Elizabeth Gaskell’s book Cranford got me thinking about these letters. A sweet, old spinster living on little means decides one night to burn her family letters.
“I never knew what sad work the reading of old letters was before that evening, though I could hardly tell why. The letters were as happy as the letters could be—at least those early letters were. There was in them a vivid and intense sense of the present time, which seemed so strong and full, as if it could never pass away, and as if the warm, living hearts that so expressed themselves could never die, and be as nothing to the sunny earth. I should have felt less melancholy had the letters been more so.”

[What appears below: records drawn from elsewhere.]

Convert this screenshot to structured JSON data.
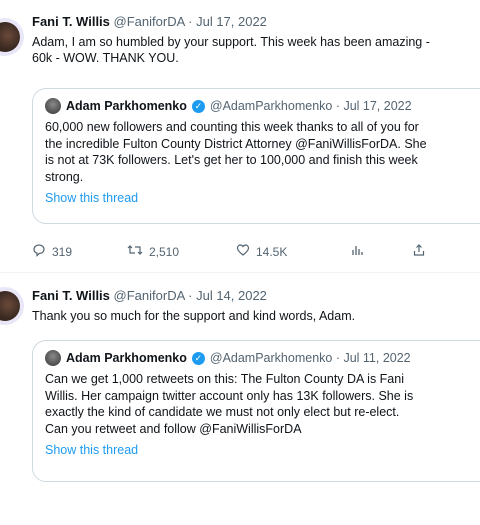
{
  "tweets": [
    {
      "name": "Fani T. Willis",
      "meta": "@FaniforDA · Jul 17, 2022",
      "text_lines": [
        "Adam, I am so humbled by your support.  This week has been amazing -",
        "60k - WOW.  THANK YOU."
      ],
      "quote": {
        "name": "Adam Parkhomenko",
        "meta": "@AdamParkhomenko · Jul 17, 2022",
        "lines": [
          "60,000 new followers and counting this week thanks to all of you for",
          "the incredible Fulton County District Attorney @FaniWillisForDA. She",
          "is not at 73K followers. Let's get her to 100,000 and finish this week",
          "strong."
        ],
        "show_thread": "Show this thread"
      },
      "actions": {
        "replies": "319",
        "retweets": "2,510",
        "likes": "14.5K"
      }
    },
    {
      "name": "Fani T. Willis",
      "meta": "@FaniforDA · Jul 14, 2022",
      "text_lines": [
        "Thank you so much for the support and kind words, Adam."
      ],
      "quote": {
        "name": "Adam Parkhomenko",
        "meta": "@AdamParkhomenko · Jul 11, 2022",
        "lines": [
          "Can we get 1,000 retweets on this: The Fulton County DA is Fani",
          "Willis. Her campaign twitter account only has 13K followers. She is",
          "exactly the kind of candidate we must not only elect but re-elect.",
          "Can you retweet and follow @FaniWillisForDA"
        ],
        "show_thread": "Show this thread"
      }
    }
  ],
  "icons": {
    "reply": "reply-icon",
    "retweet": "retweet-icon",
    "like": "heart-icon",
    "analytics": "analytics-icon",
    "share": "share-icon"
  },
  "colors": {
    "link": "#1d9bf0",
    "verified": "#1d9bf0",
    "muted": "#536471"
  }
}
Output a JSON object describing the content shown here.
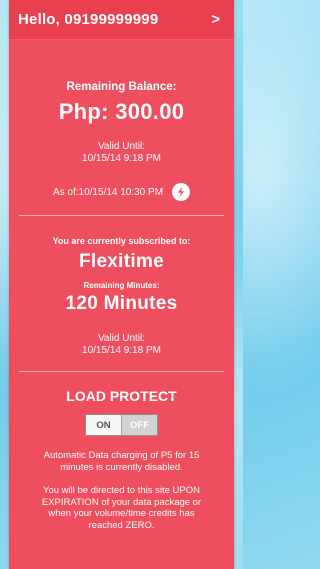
{
  "header": {
    "greeting": "Hello, 09199999999",
    "chevron": ">"
  },
  "balance": {
    "label": "Remaining Balance:",
    "value": "Php: 300.00",
    "valid_label": "Valid Until:",
    "valid_date": "10/15/14 9:18 PM",
    "as_of": "As of:10/15/14 10:30 PM"
  },
  "subscription": {
    "label": "You are currently subscribed to:",
    "plan": "Flexitime",
    "minutes_label": "Remaining Minutes:",
    "minutes_value": "120 Minutes",
    "valid_label": "Valid Until:",
    "valid_date": "10/15/14 9:18 PM"
  },
  "load_protect": {
    "title": "LOAD PROTECT",
    "toggle_on": "ON",
    "toggle_off": "OFF",
    "state": "off",
    "message_1": "Automatic Data charging of P5 for 15 minutes is currently disabled.",
    "message_2": "You will be directed to this site UPON EXPIRATION of your data package or when your volume/time credits has reached ZERO."
  },
  "icons": {
    "refresh": "refresh-icon",
    "chevron": "chevron-right-icon"
  },
  "colors": {
    "panel": "#ee4e5e",
    "header": "#e8404f",
    "background": "#7fd3ee",
    "refresh_icon": "#ee4e5e"
  }
}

Written as a series of vignettes about a group of older women living, for the most part, without men, I found the book lacking in that very thing. Despite my checkered history with men, I miss them when they’re not around. I wondered as I read about these decent old women if literature (and life) needed the conflict and thrust of men to keep my interest.
Feminists would probably not like me to admit that the letters I miss most are the ones with the scribbled marks of masculine hands and hearts. Cranford women often concerned themselves with the romances of their servant girls. They feared the farm boys who lived on the outskirts of town marrying away their help. Like some feminists who despise women who want children and husbands, the Cranford ladies prefer women to be kept as they see fit.
Miss Matty is briefly reunited (if only by lingering glances) with a male suitor from her youth. He dies soon after. The deaths and absence of men define these women. When one finally escapes through a late and poor marriage to the town doctor who makes her very happy the comfortable circle of lonely women is upset. Slightly.
Regrets, lust and even the shredding of letters from better men will never convince me that men are expendable. Uncomfortable to be around sometimes, yes. But Cranford offers up a world without them and I think I’ll pass.